Both the trial court and the Supreme Court on appeal rejected the purchaser’s argument, referencing both the Retained Liabilities provision as well as the definition of “Taxes” (about which more below).  While the appeals court put more weight on the Taxes definition, let’s focus for the moment on the Retained Liabilities language above.  If the parties had intended to allocate the responsibility for transaction-related taxes to the seller, was this the right place to do so?

In most asset purchase agreements, you will find the provisions regarding the assumption and retention of liabilities either near the purchase price provisions or the description of the assets that are to be transferred at closing.  Location aligns with function – since the default rule is that liabilities remain with the seller, a transfer of seller liabilities to the purchaser is a form of additional value given to the seller or an acknowledgement that the overall value of the transaction to the parties is enhanced by certain liabilities following the related assets into the purchaser’s hands.  However viewed, the key point is that we are allocating SELLER liabilities that otherwise would remain the seller’s.

In this case, however, the sales taxes imposed on the transfer of assets from seller to buyer were, by statute, the responsibility of the PURCHASER.   As such, they were outside the scope of the customary assumed / retained liabilities provision.  The defined term “Retained Liabilities” should be a give-away – these are liabilities that are kept, that remain where they are.

Where did this agreement belong (again, assuming that the parties had truly intended for the seller to pay any transaction taxes)?  A promise to pay all sales taxes would have been better placed as a covenant later in the agreement, either as part of a section allocating transaction costs or with other commitments regarding future actions in respect of taxes.

In the event, the appeals panel in this case focused on language in the “Taxes” definition that was equally fatal to purchaser’s claim.
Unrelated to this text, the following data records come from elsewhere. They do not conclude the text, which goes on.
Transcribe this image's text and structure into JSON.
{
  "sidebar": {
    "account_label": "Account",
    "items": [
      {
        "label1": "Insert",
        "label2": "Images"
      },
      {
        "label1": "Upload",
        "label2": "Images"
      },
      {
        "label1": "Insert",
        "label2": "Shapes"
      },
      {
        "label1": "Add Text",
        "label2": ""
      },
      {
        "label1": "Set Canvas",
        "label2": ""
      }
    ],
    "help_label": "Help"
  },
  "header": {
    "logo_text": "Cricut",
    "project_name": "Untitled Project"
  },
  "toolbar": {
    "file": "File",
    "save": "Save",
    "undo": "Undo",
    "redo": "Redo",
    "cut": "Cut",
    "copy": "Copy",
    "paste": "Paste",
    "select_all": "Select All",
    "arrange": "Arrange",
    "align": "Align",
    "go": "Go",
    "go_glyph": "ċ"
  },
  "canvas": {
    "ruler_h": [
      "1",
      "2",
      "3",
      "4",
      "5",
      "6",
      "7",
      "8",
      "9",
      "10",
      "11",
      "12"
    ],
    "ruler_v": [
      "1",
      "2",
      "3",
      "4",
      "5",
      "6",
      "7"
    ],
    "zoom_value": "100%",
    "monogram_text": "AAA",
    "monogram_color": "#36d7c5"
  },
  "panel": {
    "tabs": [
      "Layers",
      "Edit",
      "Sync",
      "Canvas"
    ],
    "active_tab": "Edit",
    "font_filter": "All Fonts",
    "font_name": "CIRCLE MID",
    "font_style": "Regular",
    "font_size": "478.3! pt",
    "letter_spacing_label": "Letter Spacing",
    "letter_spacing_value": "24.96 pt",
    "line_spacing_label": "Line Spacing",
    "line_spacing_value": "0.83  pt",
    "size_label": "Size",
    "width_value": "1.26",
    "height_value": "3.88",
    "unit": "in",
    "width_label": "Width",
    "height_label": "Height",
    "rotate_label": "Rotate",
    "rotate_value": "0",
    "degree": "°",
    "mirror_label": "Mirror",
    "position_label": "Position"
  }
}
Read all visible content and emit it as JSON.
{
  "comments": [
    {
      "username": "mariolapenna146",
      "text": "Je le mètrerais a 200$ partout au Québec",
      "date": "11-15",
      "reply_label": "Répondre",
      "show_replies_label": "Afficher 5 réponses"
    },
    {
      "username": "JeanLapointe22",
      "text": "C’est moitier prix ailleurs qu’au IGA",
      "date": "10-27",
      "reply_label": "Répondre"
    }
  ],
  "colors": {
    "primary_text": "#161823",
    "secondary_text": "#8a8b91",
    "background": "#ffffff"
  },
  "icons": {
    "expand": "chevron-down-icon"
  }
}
The definition of “Taxes” was as follows:

‘Taxes’ means any federal, state, local or foreign[] real property, personal property, sales, use, excise, room, occupancy, ad valorem or similar taxes, assessments, levies, charges or fees imposed by any Governmental Authority on Sellers with respect to the applicable Assets or the Business, including, without limitation, any interest, penalty or fine with respect thereto, but expressly excluding any: (i) federal, state, local or foreign income, capital gain, gross receipts, capital stock, franchise, profits, estate, gift or generation skipping tax; or (ii) transfer, documentary stamp, recording or similar tax, levy, charge or fee incurred with respect to the transactions described in th[e] Agreement.

The court focused in on the words “imposed by any Governmental Authority on Sellers,” which took the sales taxes at issue outside of the scope of the definition because they were imposed by statute not on the seller but on the purchaser.  This definition provides an example of a drafting practice to be avoided – do not use defined terms that appear to cover a general topic such as taxes but that hide within the definition a limitation of the definition to only one of the parties.  The risk is simply too great that, at some point, you will use Taxes as a term of general application to all the parties – if specific application to a given party is needed, use “Seller Taxes” as a subset of all Taxes.

Leave a Reply

Your email address will not be published. Required fields are marked *